The child, who has not been formally named, was reported to have entered the water at Tagg's Head Island in Hampton, west London, at about 16:40 BST.
Searches were carried out by police, ambulance crews and the fire service, along with members of the public.
The search was called off at 18:40 BST but efforts to recover his body will continue into the night.
The boy's next of kin are aware and are being supported by specialist officers, the Metropolitan Police said.
Supt Richard Smith, from the Met's South West Command Unit, praised the efforts of all those who tried to find the teenager.
"Despite the very best efforts of all involved, we must now sadly conclude that this young boy has died," he said.
"His death is a tragedy and I cannot begin to imagine what his family will be going through. All our thoughts are with them.
"I know that on days like today when temperatures are at a record high, it might look appealing to jump in and cool off in rivers, reservoirs, lakes or other open water.

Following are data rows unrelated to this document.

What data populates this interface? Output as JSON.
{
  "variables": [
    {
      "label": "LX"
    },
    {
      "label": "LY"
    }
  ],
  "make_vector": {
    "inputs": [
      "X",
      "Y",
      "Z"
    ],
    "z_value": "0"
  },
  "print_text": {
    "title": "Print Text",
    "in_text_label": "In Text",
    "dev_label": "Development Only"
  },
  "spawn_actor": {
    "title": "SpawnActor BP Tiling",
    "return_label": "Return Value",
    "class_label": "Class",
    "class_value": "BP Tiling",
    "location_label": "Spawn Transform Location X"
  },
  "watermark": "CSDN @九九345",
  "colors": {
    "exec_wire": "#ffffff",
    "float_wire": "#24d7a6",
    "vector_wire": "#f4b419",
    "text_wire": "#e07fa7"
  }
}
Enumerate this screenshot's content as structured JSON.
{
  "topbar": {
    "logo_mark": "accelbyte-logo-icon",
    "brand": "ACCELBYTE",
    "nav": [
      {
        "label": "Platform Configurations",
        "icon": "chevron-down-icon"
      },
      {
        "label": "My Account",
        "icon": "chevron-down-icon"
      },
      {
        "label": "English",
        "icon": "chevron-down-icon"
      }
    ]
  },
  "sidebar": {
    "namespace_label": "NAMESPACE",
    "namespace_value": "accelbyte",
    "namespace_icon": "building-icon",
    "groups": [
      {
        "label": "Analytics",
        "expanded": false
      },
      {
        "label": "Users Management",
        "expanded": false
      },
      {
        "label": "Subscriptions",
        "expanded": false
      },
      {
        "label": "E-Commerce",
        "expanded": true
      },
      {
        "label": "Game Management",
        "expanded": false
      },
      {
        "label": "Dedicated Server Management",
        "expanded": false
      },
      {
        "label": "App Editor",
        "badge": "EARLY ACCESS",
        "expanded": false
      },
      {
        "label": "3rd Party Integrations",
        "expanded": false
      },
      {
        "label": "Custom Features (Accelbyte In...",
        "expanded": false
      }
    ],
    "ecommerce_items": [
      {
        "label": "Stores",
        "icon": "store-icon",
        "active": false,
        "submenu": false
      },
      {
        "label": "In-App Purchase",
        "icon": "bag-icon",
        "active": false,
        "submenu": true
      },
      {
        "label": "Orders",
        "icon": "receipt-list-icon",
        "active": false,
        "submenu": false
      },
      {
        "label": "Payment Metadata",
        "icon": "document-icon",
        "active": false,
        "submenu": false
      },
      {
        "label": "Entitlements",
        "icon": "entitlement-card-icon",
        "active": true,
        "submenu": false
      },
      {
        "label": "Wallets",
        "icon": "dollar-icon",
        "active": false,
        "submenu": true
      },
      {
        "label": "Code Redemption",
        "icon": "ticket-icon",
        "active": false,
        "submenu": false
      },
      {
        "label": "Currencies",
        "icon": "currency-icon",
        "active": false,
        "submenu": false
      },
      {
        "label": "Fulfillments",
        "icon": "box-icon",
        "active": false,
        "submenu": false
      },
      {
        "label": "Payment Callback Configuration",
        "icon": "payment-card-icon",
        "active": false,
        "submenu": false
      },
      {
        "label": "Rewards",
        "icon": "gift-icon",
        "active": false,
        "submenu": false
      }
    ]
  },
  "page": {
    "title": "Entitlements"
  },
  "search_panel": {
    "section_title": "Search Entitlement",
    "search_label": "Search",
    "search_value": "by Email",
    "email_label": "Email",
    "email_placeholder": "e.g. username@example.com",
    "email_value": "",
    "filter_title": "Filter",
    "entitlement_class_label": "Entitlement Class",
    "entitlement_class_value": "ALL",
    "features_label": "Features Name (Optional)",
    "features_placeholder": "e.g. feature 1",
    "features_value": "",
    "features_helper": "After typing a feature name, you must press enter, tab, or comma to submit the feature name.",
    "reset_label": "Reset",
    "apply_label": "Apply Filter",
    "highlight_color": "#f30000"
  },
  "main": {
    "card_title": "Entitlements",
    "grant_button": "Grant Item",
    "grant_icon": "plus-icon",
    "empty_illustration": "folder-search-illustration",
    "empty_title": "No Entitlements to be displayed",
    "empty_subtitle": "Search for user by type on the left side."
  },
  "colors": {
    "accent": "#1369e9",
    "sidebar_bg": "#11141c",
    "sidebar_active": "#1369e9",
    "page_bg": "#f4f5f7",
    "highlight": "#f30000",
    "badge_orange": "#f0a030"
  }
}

"Please don't. The dangers are real and this evening we have seen the terrible consequences of what happens when it goes wrong.
"To young people in particular, I would urge you to be the person in your group of friends who says no and reminds others about the dangers.
"Your intervention could save a life and save another family from experiencing such an awful loss."
London Fire Brigade's assistant commissioner Charlie Pugsley offered an additional warning to those tempted to swim in rivers during the heatwave.
"Anything below 15C is defined as cold water, and on average the UK and Ireland sea temperatures are just 12C. Rivers such as the Thames are colder - even in the summer," he said.
It follows a number of similar deaths in open water in recent days.
A 16-year-old boy died in Bray Lake near Maidenhead, Berkshire, a 13-year-old boy drowned when he got into difficulty in the River Tyne in Northumberland on Sunday and a 16-year-old boy died in Salford Quays, Greater Manchester on Saturday.